Every line of the listing below is to be repeated exactly; the pictures stay out.

====

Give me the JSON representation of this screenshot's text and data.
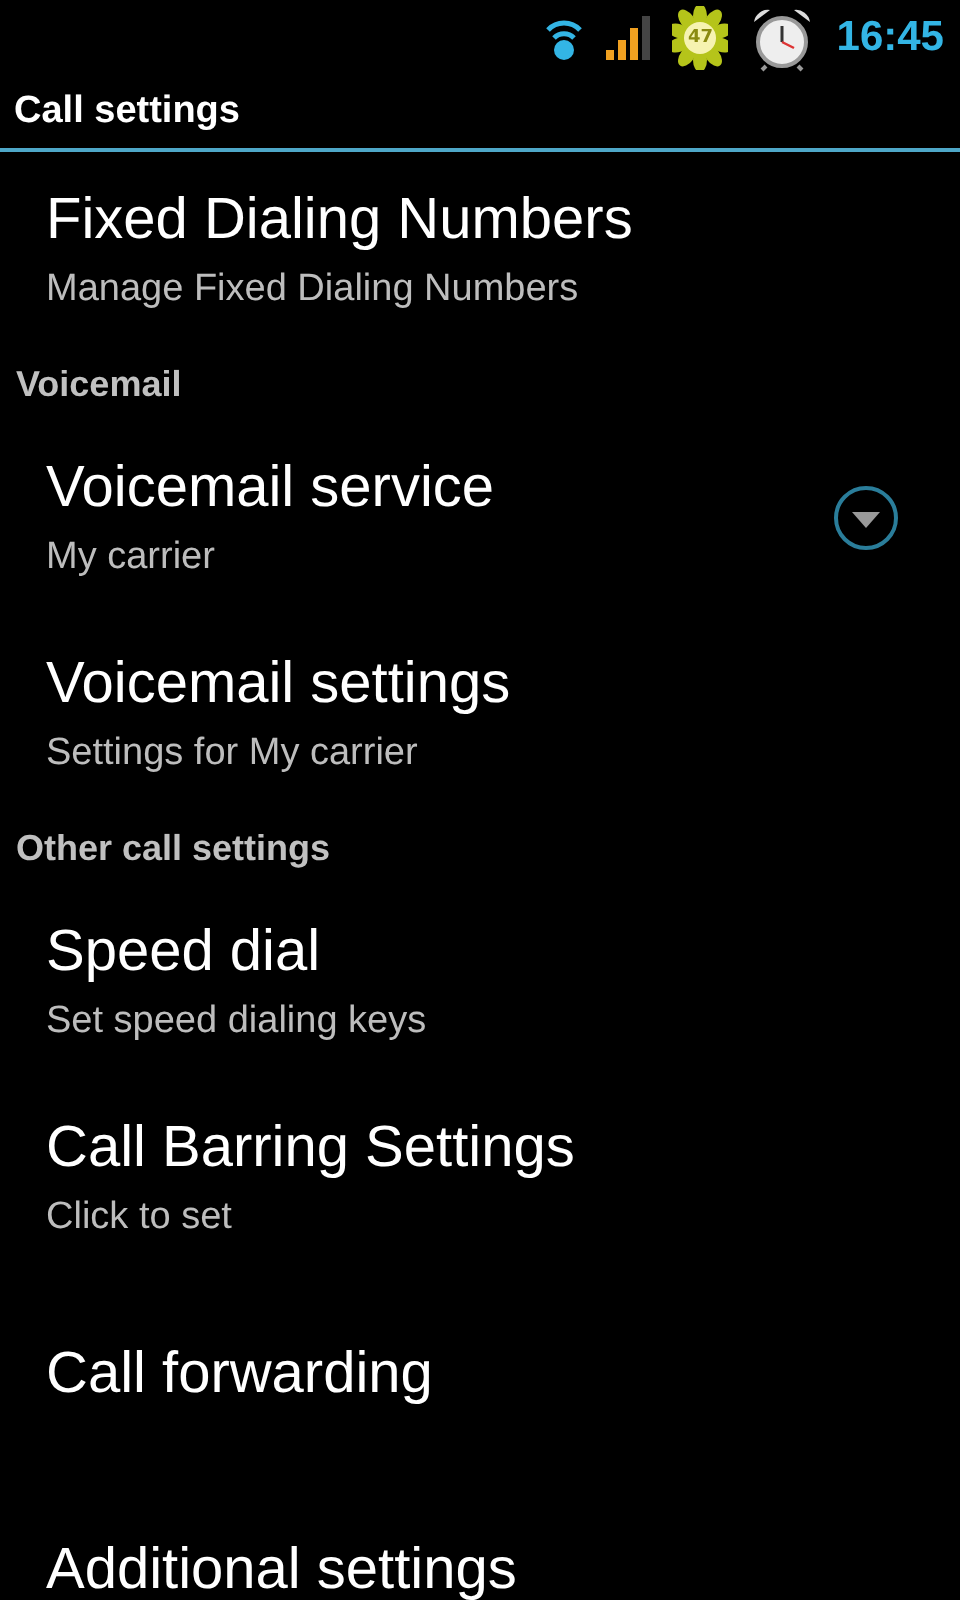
{
  "status_bar": {
    "flower_badge": "47",
    "time": "16:45"
  },
  "title": "Call settings",
  "items": [
    {
      "kind": "pref",
      "title": "Fixed Dialing Numbers",
      "summary": "Manage Fixed Dialing Numbers",
      "dropdown": false
    },
    {
      "kind": "category",
      "title": "Voicemail"
    },
    {
      "kind": "pref",
      "title": "Voicemail service",
      "summary": "My carrier",
      "dropdown": true
    },
    {
      "kind": "pref",
      "title": "Voicemail settings",
      "summary": "Settings for My carrier",
      "dropdown": false
    },
    {
      "kind": "category",
      "title": "Other call settings"
    },
    {
      "kind": "pref",
      "title": "Speed dial",
      "summary": "Set speed dialing keys",
      "dropdown": false
    },
    {
      "kind": "pref",
      "title": "Call Barring Settings",
      "summary": "Click to set",
      "dropdown": false
    },
    {
      "kind": "pref",
      "title": "Call forwarding",
      "dropdown": false
    },
    {
      "kind": "pref",
      "title": "Additional settings",
      "dropdown": false
    }
  ]
}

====

* **Problem solution**:
Give me the JSON representation of this screenshot's text and data.
{
  "status_bar": {
    "flower_badge": "47",
    "time": "16:45"
  },
  "title": "Call settings",
  "items": [
    {
      "kind": "pref",
      "title": "Fixed Dialing Numbers",
      "summary": "Manage Fixed Dialing Numbers",
      "dropdown": false
    },
    {
      "kind": "category",
      "title": "Voicemail"
    },
    {
      "kind": "pref",
      "title": "Voicemail service",
      "summary": "My carrier",
      "dropdown": true
    },
    {
      "kind": "pref",
      "title": "Voicemail settings",
      "summary": "Settings for My carrier",
      "dropdown": false
    },
    {
      "kind": "category",
      "title": "Other call settings"
    },
    {
      "kind": "pref",
      "title": "Speed dial",
      "summary": "Set speed dialing keys",
      "dropdown": false
    },
    {
      "kind": "pref",
      "title": "Call Barring Settings",
      "summary": "Click to set",
      "dropdown": false
    },
    {
      "kind": "pref",
      "title": "Call forwarding",
      "dropdown": false
    },
    {
      "kind": "pref",
      "title": "Additional settings",
      "dropdown": false
    }
  ]
}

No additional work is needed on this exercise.